Last Updated on November 4, 2021
Queen right bees refer to bees in a hive where the queen’s functioning is normal and the colony is stable. This can also be termed a queen-right beehive. We will have a look at how to see if your hive is queenright.
Definition Of A Queenright Hive
Queenright or queen right colonies are hives with a properly mated, laying stable queen who is able to maintain a functional beehive. There seems to be some ambiguity in the way people write this term, but my understanding is that queenright, one word is the correct term.
How To Check If You Have Queenright Colonies
This is a relatively simple procedure. Open the hive and smoke the top bars gently. Listen to the noise the bees make. The reason it is important to listen is so that, if you ever find a hopelessly queenless hive, you can learn the sound.
The next step is to open the brood box and find a few brood combs with eggs in. Have a look at the egg-laying pattern.
If you can see a single egg at the bottom of each cell, then your hive is queen right.
Action: Life is good. Celebrate.
Learn more about: Can Worker Bees Lay Eggs?
Hopelessly Queenless Hive
If however, you see lots of eggs dotted all over at the bottom of the cell you have a hive that is not queenright. In this case, most of the eggs will be in drone cells.
Action: The hive is basically doomed. Destroy the hive and start again, or just let it fizzle out on its own.
If you find the hive has no eggs, and no laying worker eggs, then there is a possibility that you have a dud unmated, or dysfunctional queen. This can be a problem, as her pheromones suppress the worker’s ovary development, so your hive does not go laying worker. However, she lays no eggs so you end up with no brood.
How Do Different Races Of Bees Deal With A Dud Queen?
I was once part of a few research experiments to ascertain what Apis mellifera scutellata and Apis mellifera capensis will do in the event that a queen is damaged so as not to be able to lay eggs properly.
I cannot find whether this research was ever published after searching for it, and the Professor who did the work has since passed away.
There is a condition that can develop in a beehive where a queen gets ‘cooked’ by high temperatures in the hive. Under these conditions, there is a rapid decline in stored sperm viability in the queen. The result is that she can become unable to lay worker eggs, or in some cases unable to lay eggs at all.
In this experiment, queens from Apis mellifera capensis and Apis mellifera scutellata hives were taken and placed in an incubator at a higher than normal hive temperature for a day. The queens, dazed and bedraggled, but still alive, were replaced in the hives from which they came.
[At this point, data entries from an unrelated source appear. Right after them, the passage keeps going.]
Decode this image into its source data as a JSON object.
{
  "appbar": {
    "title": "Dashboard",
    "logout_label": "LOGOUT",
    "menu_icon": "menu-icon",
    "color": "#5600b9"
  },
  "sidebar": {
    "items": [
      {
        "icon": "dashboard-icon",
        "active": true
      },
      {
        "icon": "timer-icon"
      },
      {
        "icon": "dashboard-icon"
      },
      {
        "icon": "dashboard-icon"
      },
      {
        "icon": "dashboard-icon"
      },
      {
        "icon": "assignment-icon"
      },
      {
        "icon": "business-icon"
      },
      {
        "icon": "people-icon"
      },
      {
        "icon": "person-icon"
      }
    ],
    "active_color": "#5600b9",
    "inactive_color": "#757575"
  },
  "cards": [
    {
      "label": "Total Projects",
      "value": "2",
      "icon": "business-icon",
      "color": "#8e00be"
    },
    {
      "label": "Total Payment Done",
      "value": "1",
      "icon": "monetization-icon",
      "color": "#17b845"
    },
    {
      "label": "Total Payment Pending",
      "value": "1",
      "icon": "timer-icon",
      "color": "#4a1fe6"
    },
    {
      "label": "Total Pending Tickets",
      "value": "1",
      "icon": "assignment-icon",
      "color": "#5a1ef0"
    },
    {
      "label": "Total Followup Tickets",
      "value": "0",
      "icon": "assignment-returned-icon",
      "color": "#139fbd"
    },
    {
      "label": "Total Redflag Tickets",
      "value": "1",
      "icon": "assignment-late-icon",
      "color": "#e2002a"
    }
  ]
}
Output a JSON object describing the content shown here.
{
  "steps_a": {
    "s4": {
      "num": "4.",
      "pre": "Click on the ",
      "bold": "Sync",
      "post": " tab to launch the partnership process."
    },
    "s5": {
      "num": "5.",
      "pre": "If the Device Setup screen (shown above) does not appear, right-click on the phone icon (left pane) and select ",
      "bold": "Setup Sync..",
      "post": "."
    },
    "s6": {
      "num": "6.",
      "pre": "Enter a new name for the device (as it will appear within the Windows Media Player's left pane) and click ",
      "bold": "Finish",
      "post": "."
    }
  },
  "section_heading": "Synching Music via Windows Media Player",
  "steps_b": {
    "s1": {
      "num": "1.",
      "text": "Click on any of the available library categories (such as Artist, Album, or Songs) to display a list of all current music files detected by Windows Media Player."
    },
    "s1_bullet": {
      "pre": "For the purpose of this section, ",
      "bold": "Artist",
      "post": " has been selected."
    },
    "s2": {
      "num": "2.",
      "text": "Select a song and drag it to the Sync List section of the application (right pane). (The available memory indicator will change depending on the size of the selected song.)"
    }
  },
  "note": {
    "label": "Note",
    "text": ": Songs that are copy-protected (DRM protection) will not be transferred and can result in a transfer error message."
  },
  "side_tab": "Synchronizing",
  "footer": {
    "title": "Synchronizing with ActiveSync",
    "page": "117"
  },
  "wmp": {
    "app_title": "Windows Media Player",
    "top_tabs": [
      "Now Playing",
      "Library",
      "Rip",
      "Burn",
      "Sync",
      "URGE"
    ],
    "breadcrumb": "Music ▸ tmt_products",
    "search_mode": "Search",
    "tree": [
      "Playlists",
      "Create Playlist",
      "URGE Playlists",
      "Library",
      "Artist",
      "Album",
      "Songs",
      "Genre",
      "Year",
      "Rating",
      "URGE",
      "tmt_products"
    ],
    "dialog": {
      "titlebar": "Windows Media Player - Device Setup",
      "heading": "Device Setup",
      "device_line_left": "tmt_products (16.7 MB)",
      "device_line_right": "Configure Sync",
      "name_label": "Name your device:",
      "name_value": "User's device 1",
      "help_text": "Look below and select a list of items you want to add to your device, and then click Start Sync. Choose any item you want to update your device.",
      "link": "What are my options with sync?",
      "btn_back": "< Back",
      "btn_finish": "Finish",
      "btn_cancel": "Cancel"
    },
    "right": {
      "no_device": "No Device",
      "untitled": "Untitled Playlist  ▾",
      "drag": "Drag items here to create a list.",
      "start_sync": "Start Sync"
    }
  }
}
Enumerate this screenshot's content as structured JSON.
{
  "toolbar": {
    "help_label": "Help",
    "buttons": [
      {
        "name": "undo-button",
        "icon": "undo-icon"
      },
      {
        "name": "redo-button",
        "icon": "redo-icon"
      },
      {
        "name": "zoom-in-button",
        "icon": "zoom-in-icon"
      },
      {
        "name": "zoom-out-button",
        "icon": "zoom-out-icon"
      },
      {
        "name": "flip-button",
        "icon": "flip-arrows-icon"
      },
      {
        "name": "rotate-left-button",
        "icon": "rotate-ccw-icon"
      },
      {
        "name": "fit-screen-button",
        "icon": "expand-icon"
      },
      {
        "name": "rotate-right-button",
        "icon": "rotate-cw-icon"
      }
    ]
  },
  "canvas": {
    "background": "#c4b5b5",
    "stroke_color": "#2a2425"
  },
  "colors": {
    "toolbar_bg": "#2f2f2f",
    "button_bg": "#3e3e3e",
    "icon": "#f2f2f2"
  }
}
Effect Of ‘Cooking’ A Queen
Queens that had been heated laid drone eggs or no eggs at all. If I remember correctly, in A.m.scutellata hives the queens were killed by the workers. New emergency queens were raised.
In the A.m.capensis hives, the workers began to lay fertilized eggs (as they do). There is evidence to suggest that in these hives workers are always laying eggs. The hives reared new queens that superseded the damaged queens.
We hope this article has helped you understand queen right colonies. Keeping your bees queen right is crucial. Share widely.
Dr. Garth A. Cambray is a Canadian/South African entrepreneur and beekeeper with 28 years of experience in apiculture and specializes in adding value to honey. His Ph.D. research developed a new advanced continuous fermentation method for making mead that has resulted in a number of companies globally being able to access markets for mead. His company, Makana Meadery, exports honey mead to the USA where it is available to discerning connoisseurs. He has also developed technologies to commercially manufacture organic honey vinegar in Zambia for export globally. He holds a few patents globally in the ethanol industry and believes in technology and knowledge transfer for human development and environmental sustainability. One of his proudest achievements is the fact that the wind farm he started at one of his old apiary sites has essentially made his hometown carbon neutral.